**Aim of the task**
Begin at the line containing "Serialize everything readable" and copy each line exactly through the end of the records, leaving out what comes before.

[Recorded data]
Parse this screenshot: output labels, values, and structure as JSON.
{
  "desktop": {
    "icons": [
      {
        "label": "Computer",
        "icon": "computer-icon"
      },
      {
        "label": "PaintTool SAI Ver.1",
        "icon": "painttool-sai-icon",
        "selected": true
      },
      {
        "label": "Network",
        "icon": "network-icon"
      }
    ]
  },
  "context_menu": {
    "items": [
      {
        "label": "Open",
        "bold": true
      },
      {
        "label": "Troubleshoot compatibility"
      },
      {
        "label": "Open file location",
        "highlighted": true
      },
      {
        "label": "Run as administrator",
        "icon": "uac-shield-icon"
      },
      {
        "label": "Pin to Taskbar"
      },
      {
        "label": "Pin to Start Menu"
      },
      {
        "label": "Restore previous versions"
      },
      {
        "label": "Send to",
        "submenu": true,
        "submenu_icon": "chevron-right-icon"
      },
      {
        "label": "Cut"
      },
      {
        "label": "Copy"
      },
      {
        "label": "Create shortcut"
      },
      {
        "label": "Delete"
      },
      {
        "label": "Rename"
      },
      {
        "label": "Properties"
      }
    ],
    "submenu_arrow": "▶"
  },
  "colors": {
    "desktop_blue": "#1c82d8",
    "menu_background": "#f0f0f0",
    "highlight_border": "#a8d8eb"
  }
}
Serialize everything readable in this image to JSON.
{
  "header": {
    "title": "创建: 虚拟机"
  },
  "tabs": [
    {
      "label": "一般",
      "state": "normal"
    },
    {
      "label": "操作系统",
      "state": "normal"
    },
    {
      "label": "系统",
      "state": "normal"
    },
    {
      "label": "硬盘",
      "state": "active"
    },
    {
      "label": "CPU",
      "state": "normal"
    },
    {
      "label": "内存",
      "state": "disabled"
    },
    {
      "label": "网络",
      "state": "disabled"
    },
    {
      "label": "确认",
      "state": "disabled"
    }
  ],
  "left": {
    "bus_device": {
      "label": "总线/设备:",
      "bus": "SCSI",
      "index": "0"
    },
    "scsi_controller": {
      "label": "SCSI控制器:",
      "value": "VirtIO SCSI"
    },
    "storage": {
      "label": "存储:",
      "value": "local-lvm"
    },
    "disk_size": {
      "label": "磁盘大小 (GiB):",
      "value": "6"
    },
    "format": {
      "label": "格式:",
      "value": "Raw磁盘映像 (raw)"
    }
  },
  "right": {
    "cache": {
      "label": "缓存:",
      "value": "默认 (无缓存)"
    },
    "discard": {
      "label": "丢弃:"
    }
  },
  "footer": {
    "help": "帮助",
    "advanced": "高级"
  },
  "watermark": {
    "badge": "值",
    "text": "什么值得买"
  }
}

**Exercise result**
Serialize everything readable in this image to JSON.
{
  "header": {
    "title": "创建: 虚拟机"
  },
  "tabs": [
    {
      "label": "一般",
      "state": "normal"
    },
    {
      "label": "操作系统",
      "state": "normal"
    },
    {
      "label": "系统",
      "state": "normal"
    },
    {
      "label": "硬盘",
      "state": "active"
    },
    {
      "label": "CPU",
      "state": "normal"
    },
    {
      "label": "内存",
      "state": "disabled"
    },
    {
      "label": "网络",
      "state": "disabled"
    },
    {
      "label": "确认",
      "state": "disabled"
    }
  ],
  "left": {
    "bus_device": {
      "label": "总线/设备:",
      "bus": "SCSI",
      "index": "0"
    },
    "scsi_controller": {
      "label": "SCSI控制器:",
      "value": "VirtIO SCSI"
    },
    "storage": {
      "label": "存储:",
      "value": "local-lvm"
    },
    "disk_size": {
      "label": "磁盘大小 (GiB):",
      "value": "6"
    },
    "format": {
      "label": "格式:",
      "value": "Raw磁盘映像 (raw)"
    }
  },
  "right": {
    "cache": {
      "label": "缓存:",
      "value": "默认 (无缓存)"
    },
    "discard": {
      "label": "丢弃:"
    }
  },
  "footer": {
    "help": "帮助",
    "advanced": "高级"
  },
  "watermark": {
    "badge": "值",
    "text": "什么值得买"
  }
}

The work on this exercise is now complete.